Cold War, the open yet restricted rivalry that developed after World War II between the United States and the Soviet Union and their respective allies. The Cold War was waged on political, economic, and propaganda fronts and had only limited recourse to weapons. The term was first used by the English writer George Orwell in an article published in 1945 to refer to what he predicted would be a nuclear stalemate between “two or three monstrous super-states, each possessed of a weapon by which millions of people can be wiped out in a few seconds.” https://www.britannica.com/event/Cold-War
How are conventional weapons different than nuclear weapons?
Conventional weapons refer to weapons that are not weapons of mass destruction. They include but are not limited to: armored combat vehicles, combat helicopters, combat aircraft, warships, small arms and light weapons, landmines, cluster munitions, ammunition and artillery. They are the principal tools used in all wars up to the present day. However, while they inflict dramatic damage, they often get less attention compared to weapons of mass destruction. https://www.ipb.org/conventional-weapons/
What are strategic nuclear forces?
Land-based ballistic missiles with ranges of more than 5,500 kilometers, modern submarine-launched ballistic missiles, and heavy bombers. https://uk.usembassy.gov/glossary-of-nuclear-terms/
What is meant by the European Theatre?
A “theatre” of conflict is the geographic place where military events occur. World War II had two primary theatres: The European Theatre and the Pacific Theatre. https://www.nationalgeographic.org/interactive/world-war-ii-europe/.
What was the Cuban Missile Crisis all about?
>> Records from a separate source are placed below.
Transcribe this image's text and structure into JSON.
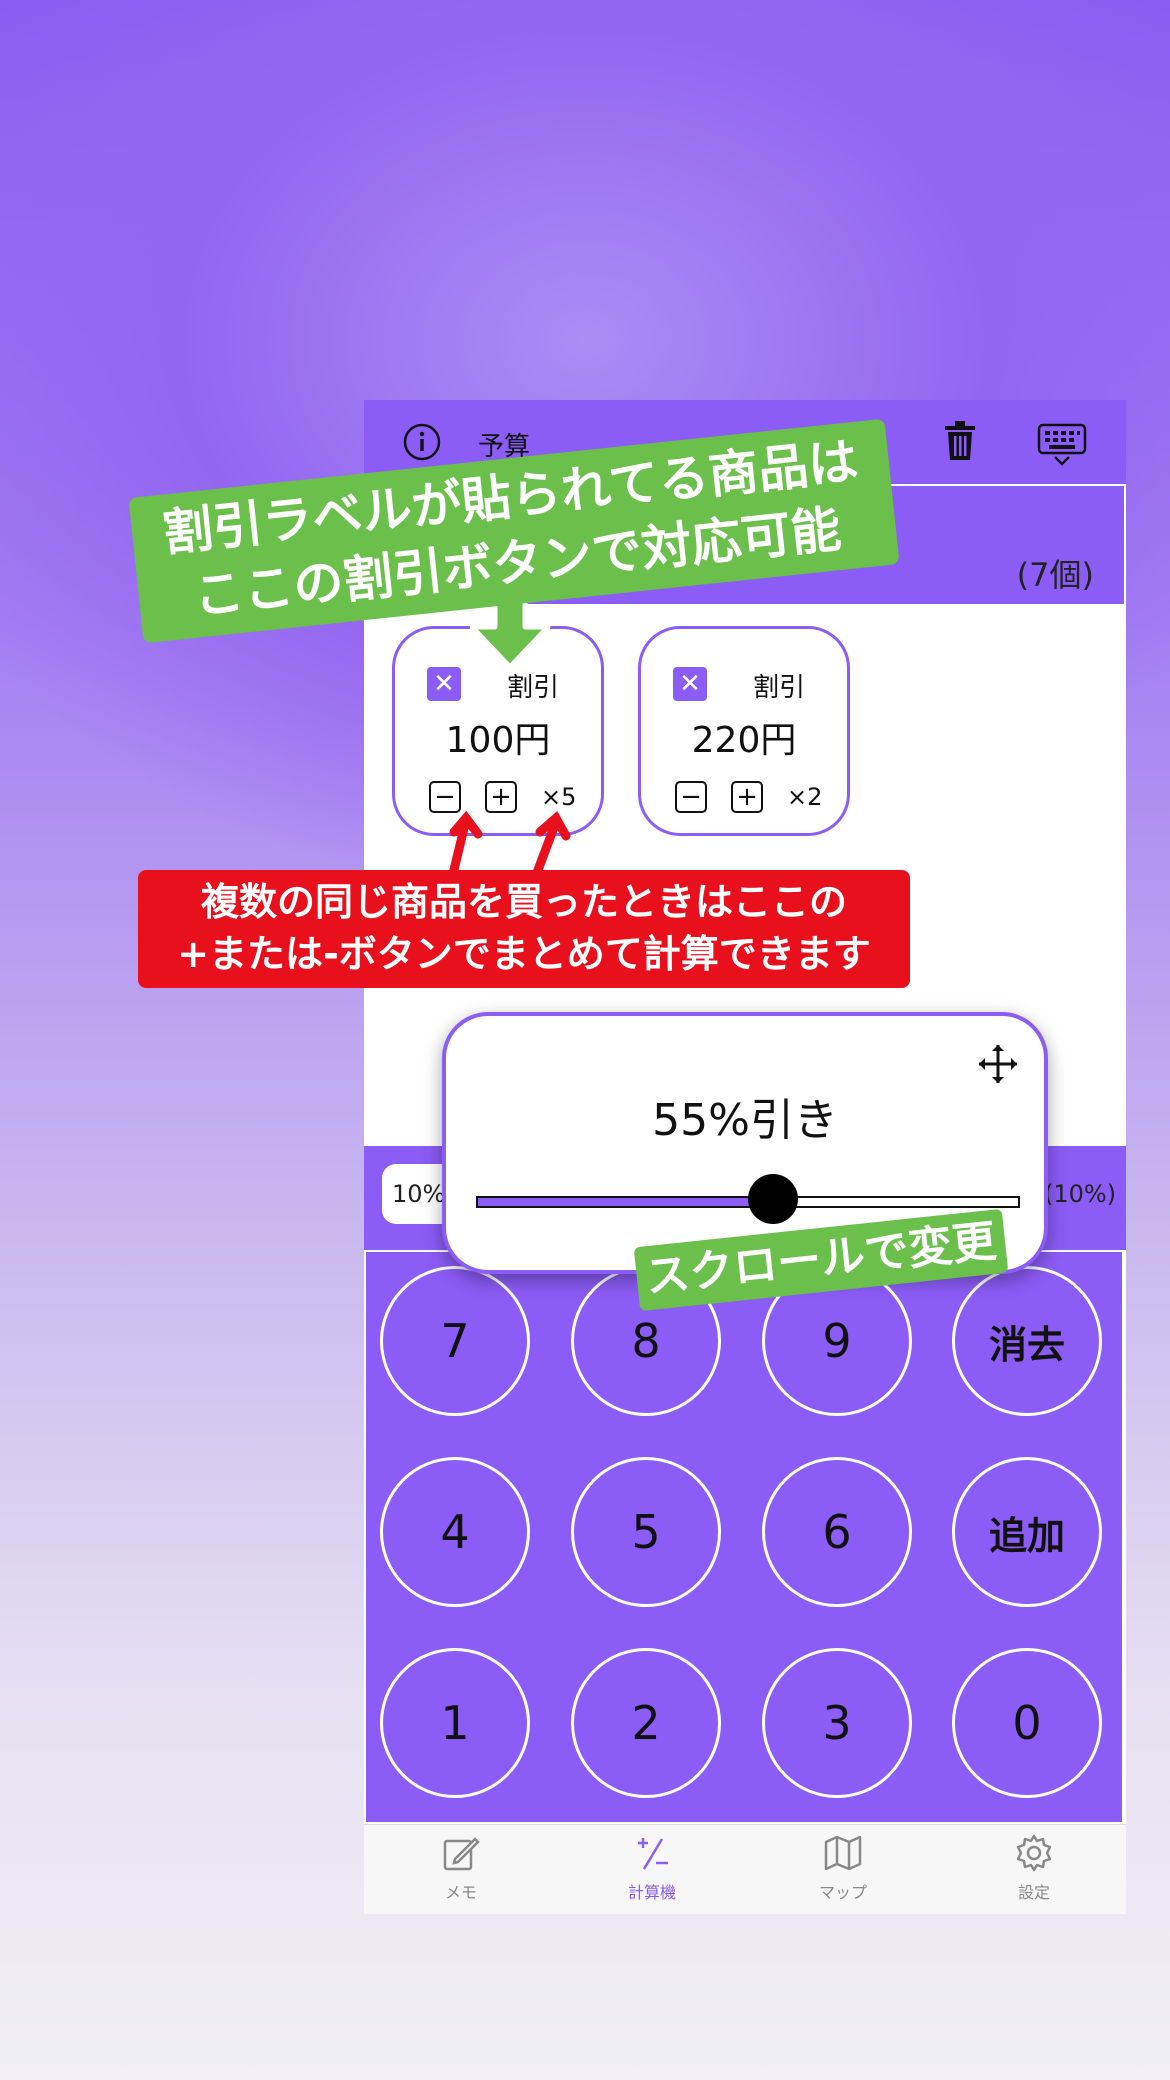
{
  "topbar": {
    "info_icon": "info-circle-icon",
    "budget_label": "予算",
    "trash_icon": "trash-icon",
    "keyboard_icon": "keyboard-icon"
  },
  "summary": {
    "count": "(7個)"
  },
  "items": [
    {
      "label": "割引",
      "price": "100円",
      "qty": "×5"
    },
    {
      "label": "割引",
      "price": "220円",
      "qty": "×2"
    }
  ],
  "rates": {
    "left": "10%",
    "right": "(10%)"
  },
  "discount_popup": {
    "text": "55%引き",
    "slider_value": 0.55
  },
  "keypad": [
    [
      "7",
      "8",
      "9",
      "消去"
    ],
    [
      "4",
      "5",
      "6",
      "追加"
    ],
    [
      "1",
      "2",
      "3",
      "0"
    ]
  ],
  "tabs": [
    {
      "label": "メモ",
      "icon": "memo-edit-icon"
    },
    {
      "label": "計算機",
      "icon": "plus-minus-icon"
    },
    {
      "label": "マップ",
      "icon": "map-icon"
    },
    {
      "label": "設定",
      "icon": "gear-icon"
    }
  ],
  "annotations": {
    "discount_line1": "割引ラベルが貼られてる商品は",
    "discount_line2": "ここの割引ボタンで対応可能",
    "quantity_line1": "複数の同じ商品を買ったときはここの",
    "quantity_line2": "+または-ボタンでまとめて計算できます",
    "scroll": "スクロールで変更"
  },
  "colors": {
    "accent": "#8b5cf6",
    "green": "#6bbf4b",
    "red": "#e8101d"
  }
}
The Cuban missile crisis (October 1962) was major confrontation that brought the United States and the Soviet Union close to war over the presence of Soviet nuclear-armed missiles in Cuba. https://www.britannica.com/event/Cuban-missile-crisis
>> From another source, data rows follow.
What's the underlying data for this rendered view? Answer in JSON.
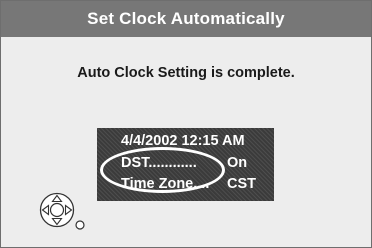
{
  "dialog": {
    "title": "Set Clock Automatically",
    "message": "Auto Clock Setting is complete."
  },
  "info": {
    "datetime": "4/4/2002 12:15 AM",
    "dst_label": "DST............",
    "dst_value": "On",
    "timezone_label": "Time Zone....",
    "timezone_value": "CST"
  },
  "icons": {
    "navigation": "remote-direction-pad-icon",
    "select": "ok-button-icon"
  },
  "colors": {
    "title_bar": "#777777",
    "panel_background": "#ededed",
    "info_box": "#3b3b3b",
    "text_light": "#ffffff",
    "text_dark": "#1a1a1a"
  }
}
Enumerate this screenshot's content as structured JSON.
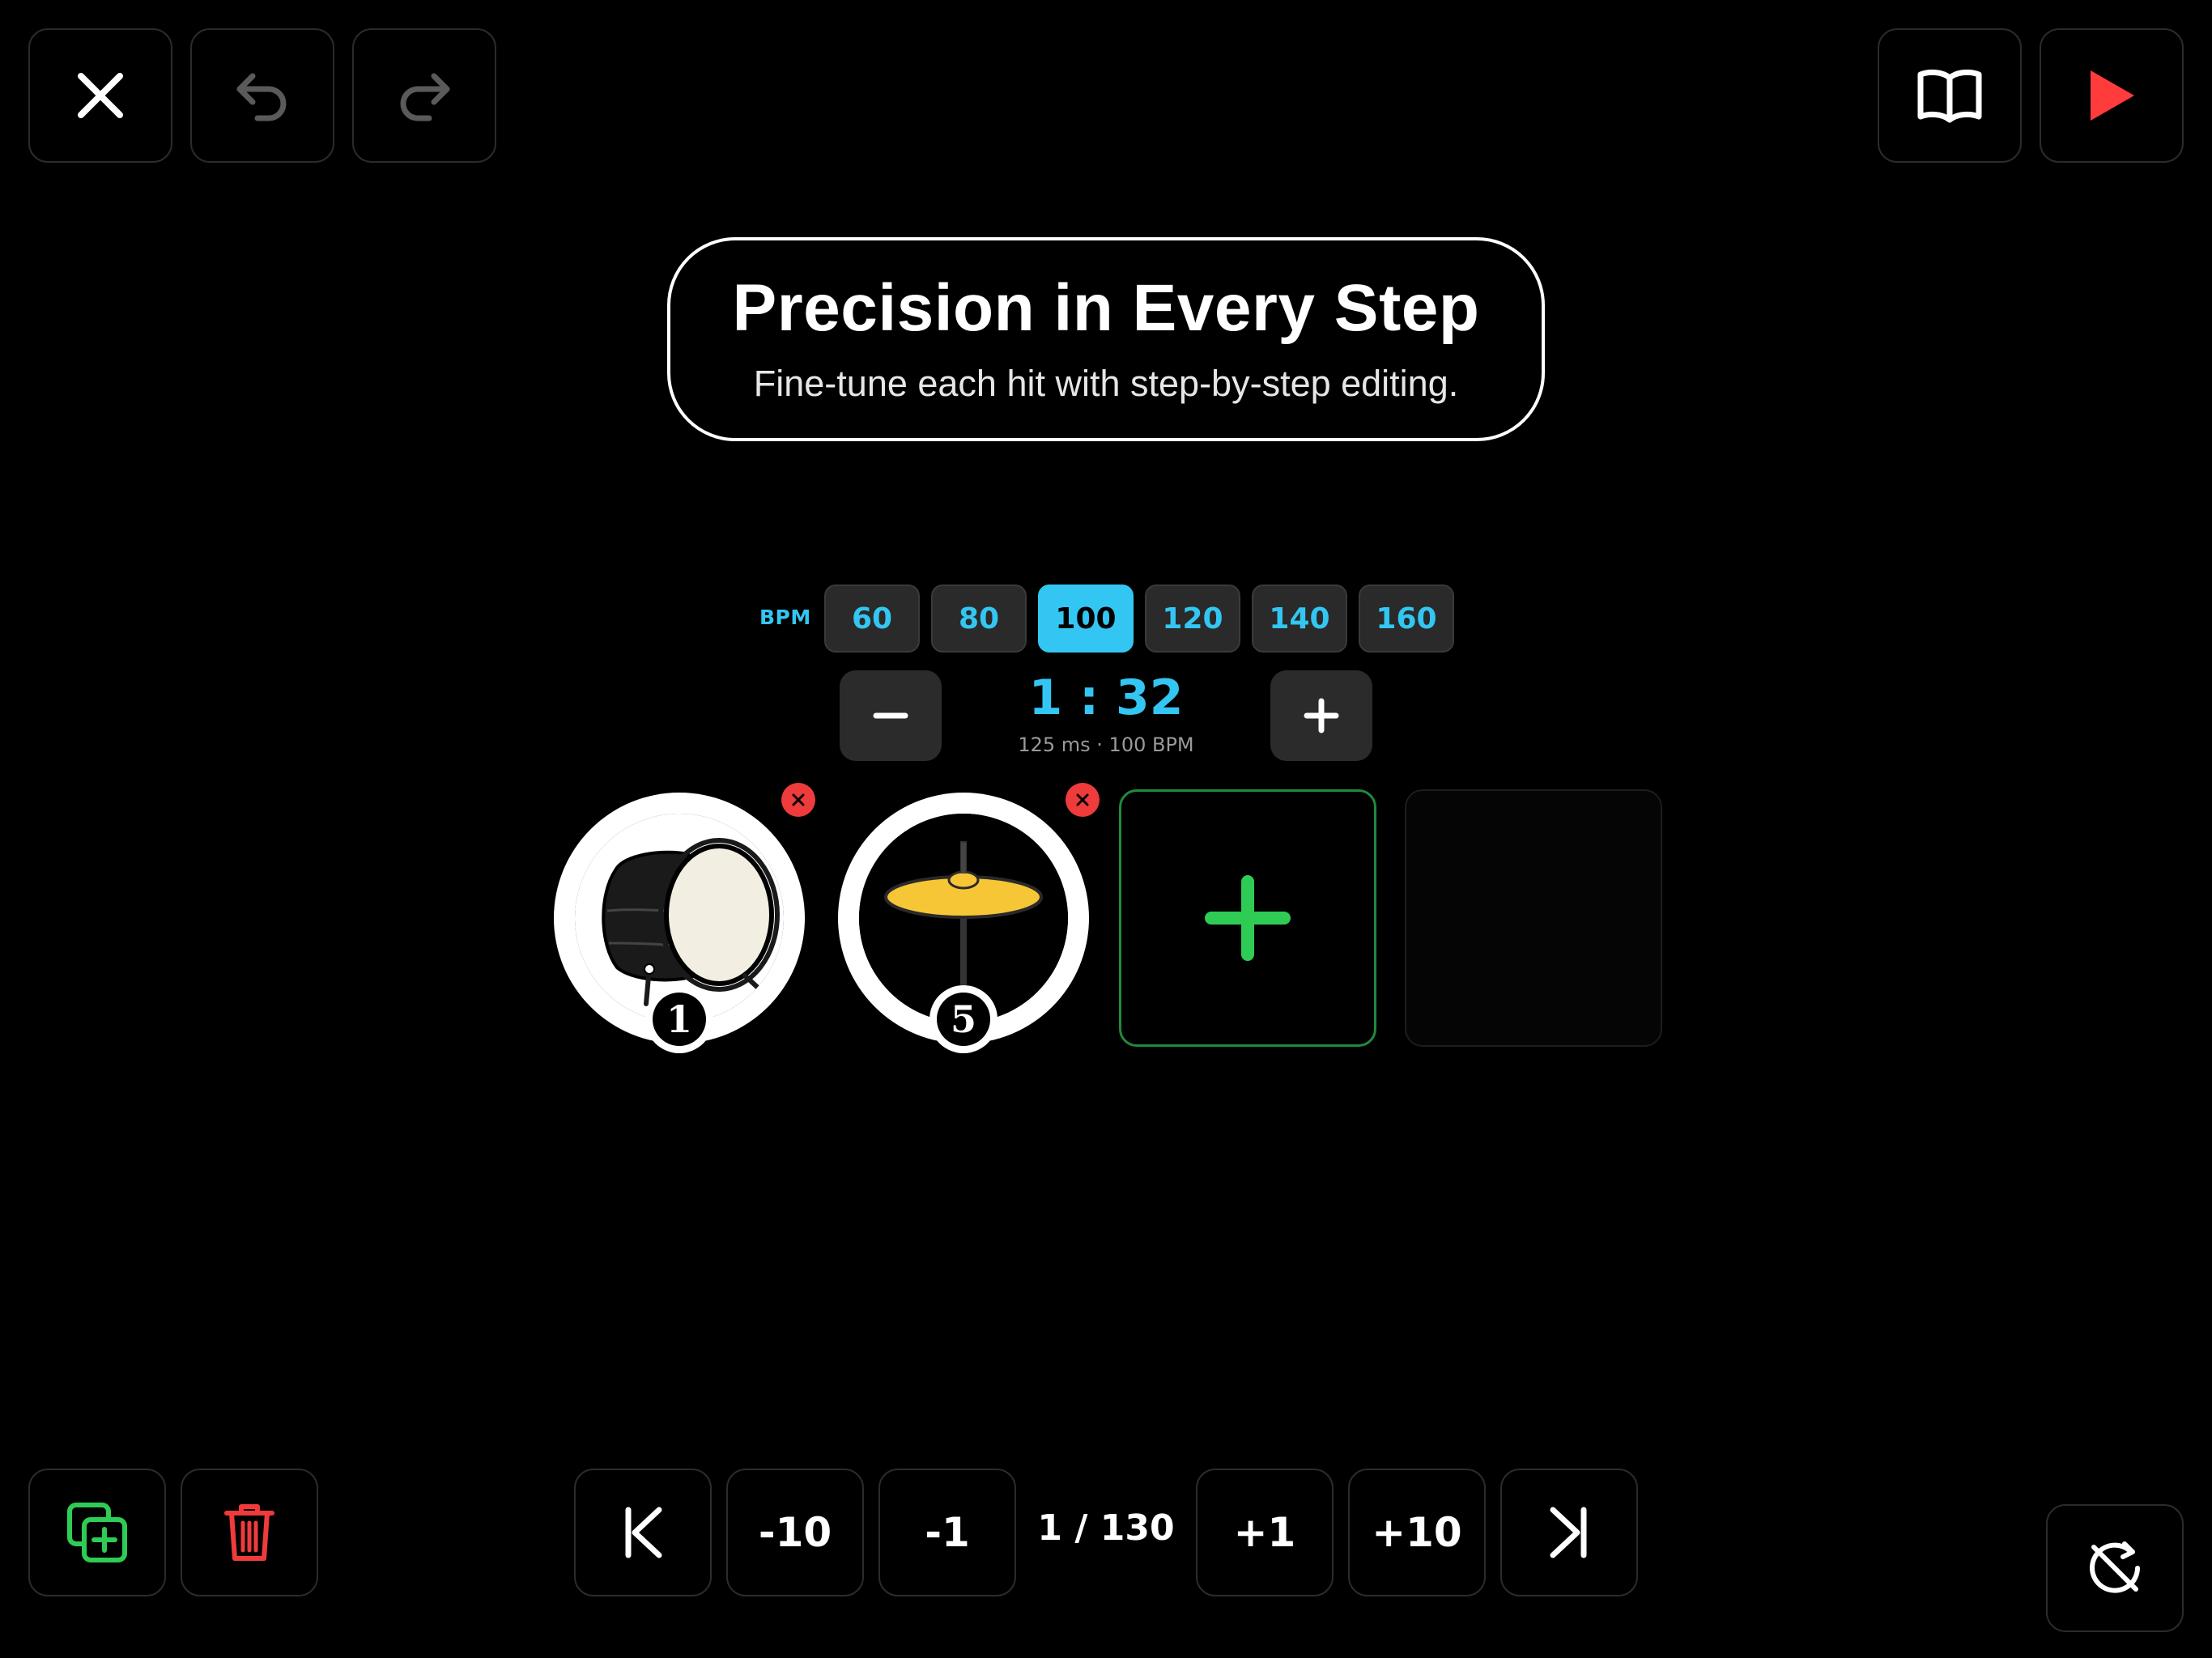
{
  "toolbar": {
    "close_icon": "close-icon",
    "undo_icon": "undo-icon",
    "redo_icon": "redo-icon",
    "guide_icon": "book-icon",
    "play_icon": "play-icon"
  },
  "banner": {
    "title": "Precision in Every Step",
    "subtitle": "Fine-tune each hit with step-by-step editing."
  },
  "bpm": {
    "label": "BPM",
    "options": [
      "60",
      "80",
      "100",
      "120",
      "140",
      "160"
    ],
    "selected": "100"
  },
  "step": {
    "value": "1 : 32",
    "detail": "125 ms · 100 BPM",
    "decrease_label": "−",
    "increase_label": "+"
  },
  "slots": [
    {
      "instrument": "bass-drum",
      "number": "1"
    },
    {
      "instrument": "cymbal",
      "number": "5"
    }
  ],
  "navigation": {
    "first_icon": "skip-first-icon",
    "minus10": "-10",
    "minus1": "-1",
    "counter": "1 / 130",
    "plus1": "+1",
    "plus10": "+10",
    "last_icon": "skip-last-icon"
  },
  "colors": {
    "accent": "#33c6f2",
    "add": "#2ecc54",
    "danger": "#ef3b3b",
    "play": "#ff3b3b"
  }
}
What are arms control agreements?
Arms control is when a country or countries restrict the development, production, stockpiling, proliferation, distribution or usage of weapons. Arms control may refer to small arms, conventional weapons or weapons of mass destruction (WMD) and is usually associated with bilateral or multilateral treaties and agreements. https://www.thoughtco.com/what-is-arms-control-3310297
What is Mutually-Assured Destruction or MAD?
In theory, under mutual assured destruction, a nuclear attack by one superpower will be met with an overwhelming nuclear counterattack by their target — using early warning systems, automated missiles, airborne nuclear bombs, and missile-armed hidden submarines. This will lead to the complete destruction of both. As such, mutual assured destruction — often abbreviated as MAD — is part of the military strategy of deterrence, in which one adversary threatens another with a reprisal if they attack first. https://www.livescience.com/mutual-assured-destruction
What is nuclear deterrence?
Deterrence theory holds that nuclear weapons are intended to deter other states from attacking with their nuclear weapons, through the promise of retaliation and possibly mutually assured destruction. https://en.wikipedia.org/wiki/Deterrence_theory
What is meant by “escalate to de-escalate?”
Russia is modernizing extensively its nuclear forces to be able to “de-escalate a conflict” using a small number of strikes and, if necessary, launch a massive nuclear strike. Russian military doctrine includes what some have called an ‘escalate to de-escalate’ strategy—a strategy that purportedly seeks to de-escalate a conventional conflict through coercive threats, including limited nuclear use. https://www.usni.org/magazines/proceedings/2017/february/escalate-de-escalate
What is the Nuclear Posture Review?
Nuclear Posture Review (NPR): A period Defense Department review of U.S. nuclear deterrence policy, strategy and force posture that looks five to ten years into the future. The 2010 review is, for the first time, an unclassified document.
(Cover: MOSCOW, RUSSIA – MAY 05, 2016: Night rehearsal celebration of the Victory Day (WWII). The RS-24 Yars (SS-27 Mod 2) is a MIRV-equipped, thermonuclear weapon intercontinental ballistic missile. Via Shuutterstock)